Valve has won a current lawsuit against a German group that wanted it to allow used sales or transfer of their digital products. In the ruling, law firm Osborne Clarke states:
The Regional Court of Berlin has dismissed the lawsuit of German consumer watchdog group Verbraucherzentrale Bundesverband (“vzbv”) against Valve Inc. over the provisions in company’s terms of service that prohibit the sale or transfer of user accounts on the Steam digital distribution platform.
This is the second time that the group has been shut down in lawsuits against the company. In 2010, another ruling dismissed claims in Germany’s highest civil court.
In the group’s arguments, a copy of a game should be open for resale, due to a copyright owner’s release of individual copies after purchase. This means that, just like books and other goods, single units aren’t the full property of the creator, making it able for individuals to market.
Since Steam games are locked to an account, a resale isn’t possible, without Valve also forfeiting the entire set of goods of that user.
Osborne Clarke seems favorable towards the court decision, stating:

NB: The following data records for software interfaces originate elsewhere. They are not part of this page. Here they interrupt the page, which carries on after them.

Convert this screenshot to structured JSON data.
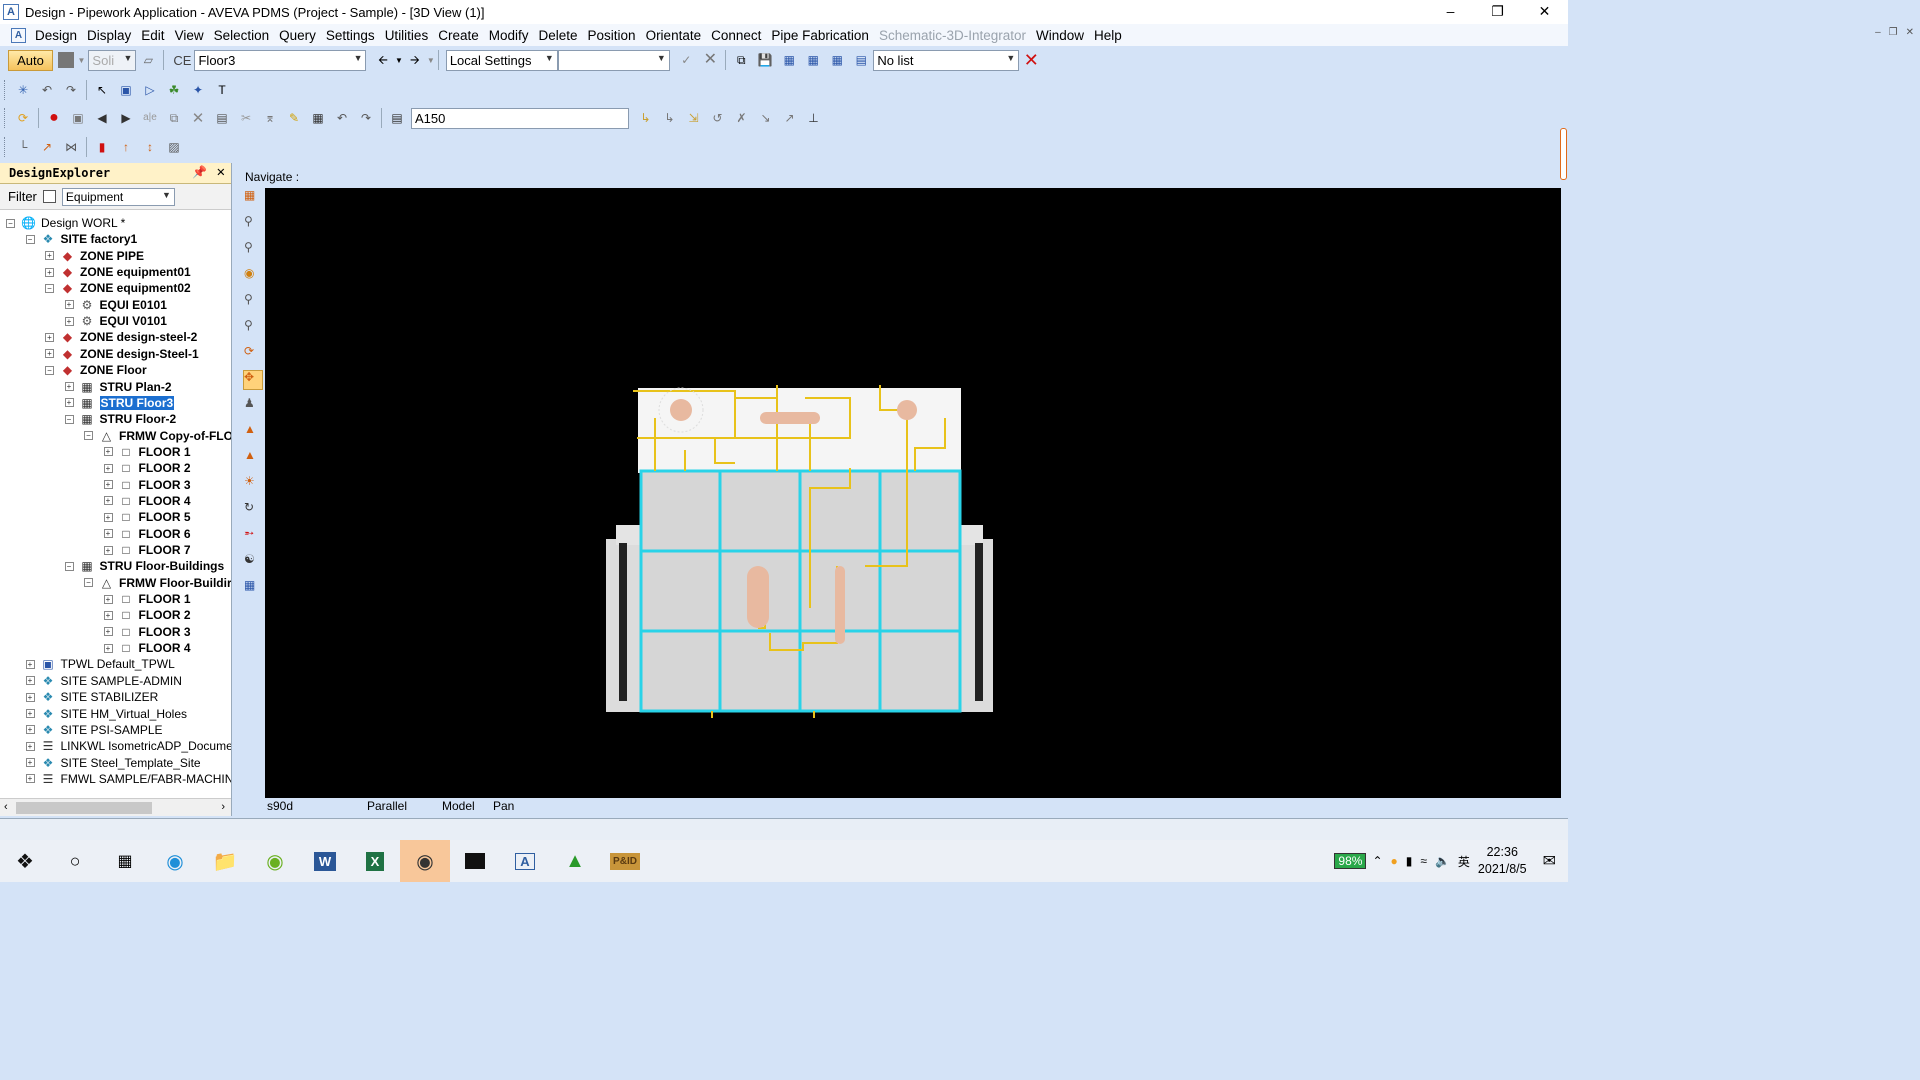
{
  "window": {
    "title": "Design - Pipework Application - AVEVA PDMS (Project - Sample) - [3D View (1)]",
    "icon": "A"
  },
  "menu": [
    "Design",
    "Display",
    "Edit",
    "View",
    "Selection",
    "Query",
    "Settings",
    "Utilities",
    "Create",
    "Modify",
    "Delete",
    "Position",
    "Orientate",
    "Connect",
    "Pipe Fabrication",
    "Schematic-3D-Integrator",
    "Window",
    "Help"
  ],
  "toolbar1": {
    "auto_label": "Auto",
    "soli_label": "Soli",
    "ce_label": "CE",
    "ce_value": "Floor3",
    "settings_value": "Local Settings",
    "list_value": "No list"
  },
  "toolbar3": {
    "spec_value": "A150"
  },
  "explorer": {
    "title": "DesignExplorer",
    "filter_label": "Filter",
    "filter_value": "Equipment",
    "tree": [
      {
        "text": "Design WORL *",
        "ico": "globe",
        "exp": "-",
        "lvl": 0,
        "b": false
      },
      {
        "text": "SITE factory1",
        "ico": "site",
        "exp": "-",
        "lvl": 1,
        "b": true
      },
      {
        "text": "ZONE PIPE",
        "ico": "zone",
        "exp": "+",
        "lvl": 2,
        "b": true
      },
      {
        "text": "ZONE equipment01",
        "ico": "zone",
        "exp": "+",
        "lvl": 2,
        "b": true
      },
      {
        "text": "ZONE equipment02",
        "ico": "zone",
        "exp": "-",
        "lvl": 2,
        "b": true
      },
      {
        "text": "EQUI E0101",
        "ico": "equi",
        "exp": "+",
        "lvl": 3,
        "b": true
      },
      {
        "text": "EQUI V0101",
        "ico": "equi",
        "exp": "+",
        "lvl": 3,
        "b": true
      },
      {
        "text": "ZONE design-steel-2",
        "ico": "zone",
        "exp": "+",
        "lvl": 2,
        "b": true
      },
      {
        "text": "ZONE design-Steel-1",
        "ico": "zone",
        "exp": "+",
        "lvl": 2,
        "b": true
      },
      {
        "text": "ZONE Floor",
        "ico": "zone",
        "exp": "-",
        "lvl": 2,
        "b": true
      },
      {
        "text": "STRU Plan-2",
        "ico": "stru",
        "exp": "+",
        "lvl": 3,
        "b": true
      },
      {
        "text": "STRU Floor3",
        "ico": "stru",
        "exp": "+",
        "lvl": 3,
        "b": true,
        "sel": true
      },
      {
        "text": "STRU Floor-2",
        "ico": "stru",
        "exp": "-",
        "lvl": 3,
        "b": true
      },
      {
        "text": "FRMW Copy-of-FLO",
        "ico": "frmw",
        "exp": "-",
        "lvl": 4,
        "b": true
      },
      {
        "text": "FLOOR 1",
        "ico": "floor",
        "exp": "+",
        "lvl": 5,
        "b": true
      },
      {
        "text": "FLOOR 2",
        "ico": "floor",
        "exp": "+",
        "lvl": 5,
        "b": true
      },
      {
        "text": "FLOOR 3",
        "ico": "floor",
        "exp": "+",
        "lvl": 5,
        "b": true
      },
      {
        "text": "FLOOR 4",
        "ico": "floor",
        "exp": "+",
        "lvl": 5,
        "b": true
      },
      {
        "text": "FLOOR 5",
        "ico": "floor",
        "exp": "+",
        "lvl": 5,
        "b": true
      },
      {
        "text": "FLOOR 6",
        "ico": "floor",
        "exp": "+",
        "lvl": 5,
        "b": true
      },
      {
        "text": "FLOOR 7",
        "ico": "floor",
        "exp": "+",
        "lvl": 5,
        "b": true
      },
      {
        "text": "STRU Floor-Buildings",
        "ico": "stru",
        "exp": "-",
        "lvl": 3,
        "b": true
      },
      {
        "text": "FRMW Floor-Buildir",
        "ico": "frmw",
        "exp": "-",
        "lvl": 4,
        "b": true
      },
      {
        "text": "FLOOR 1",
        "ico": "floor",
        "exp": "+",
        "lvl": 5,
        "b": true
      },
      {
        "text": "FLOOR 2",
        "ico": "floor",
        "exp": "+",
        "lvl": 5,
        "b": true
      },
      {
        "text": "FLOOR 3",
        "ico": "floor",
        "exp": "+",
        "lvl": 5,
        "b": true
      },
      {
        "text": "FLOOR 4",
        "ico": "floor",
        "exp": "+",
        "lvl": 5,
        "b": true
      },
      {
        "text": "TPWL Default_TPWL",
        "ico": "tpwl",
        "exp": "+",
        "lvl": 1,
        "b": false
      },
      {
        "text": "SITE SAMPLE-ADMIN",
        "ico": "site",
        "exp": "+",
        "lvl": 1,
        "b": false
      },
      {
        "text": "SITE STABILIZER",
        "ico": "site",
        "exp": "+",
        "lvl": 1,
        "b": false
      },
      {
        "text": "SITE HM_Virtual_Holes",
        "ico": "site",
        "exp": "+",
        "lvl": 1,
        "b": false
      },
      {
        "text": "SITE PSI-SAMPLE",
        "ico": "site",
        "exp": "+",
        "lvl": 1,
        "b": false
      },
      {
        "text": "LINKWL IsometricADP_Docume",
        "ico": "link",
        "exp": "+",
        "lvl": 1,
        "b": false
      },
      {
        "text": "SITE Steel_Template_Site",
        "ico": "site",
        "exp": "+",
        "lvl": 1,
        "b": false
      },
      {
        "text": "FMWL SAMPLE/FABR-MACHINE",
        "ico": "link",
        "exp": "+",
        "lvl": 1,
        "b": false
      }
    ]
  },
  "view": {
    "navigate_label": "Navigate :",
    "status": {
      "direction": "s90d",
      "projection": "Parallel",
      "mode": "Model",
      "action": "Pan"
    }
  },
  "taskbar": {
    "battery": "98%",
    "ime": "英",
    "time": "22:36",
    "date": "2021/8/5"
  },
  "colors": {
    "selection": "#1c6fd0",
    "grid": "#29d3e8",
    "pipe": "#e8c21a",
    "vessel": "#e8b9a0"
  }
}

It is another strong signal that digital and hybrid distribution strategies limiting the potential for software piracy and protecting distribution networks against gray imports are feasible and the contractual clauses implementing them will be enforced by the courts.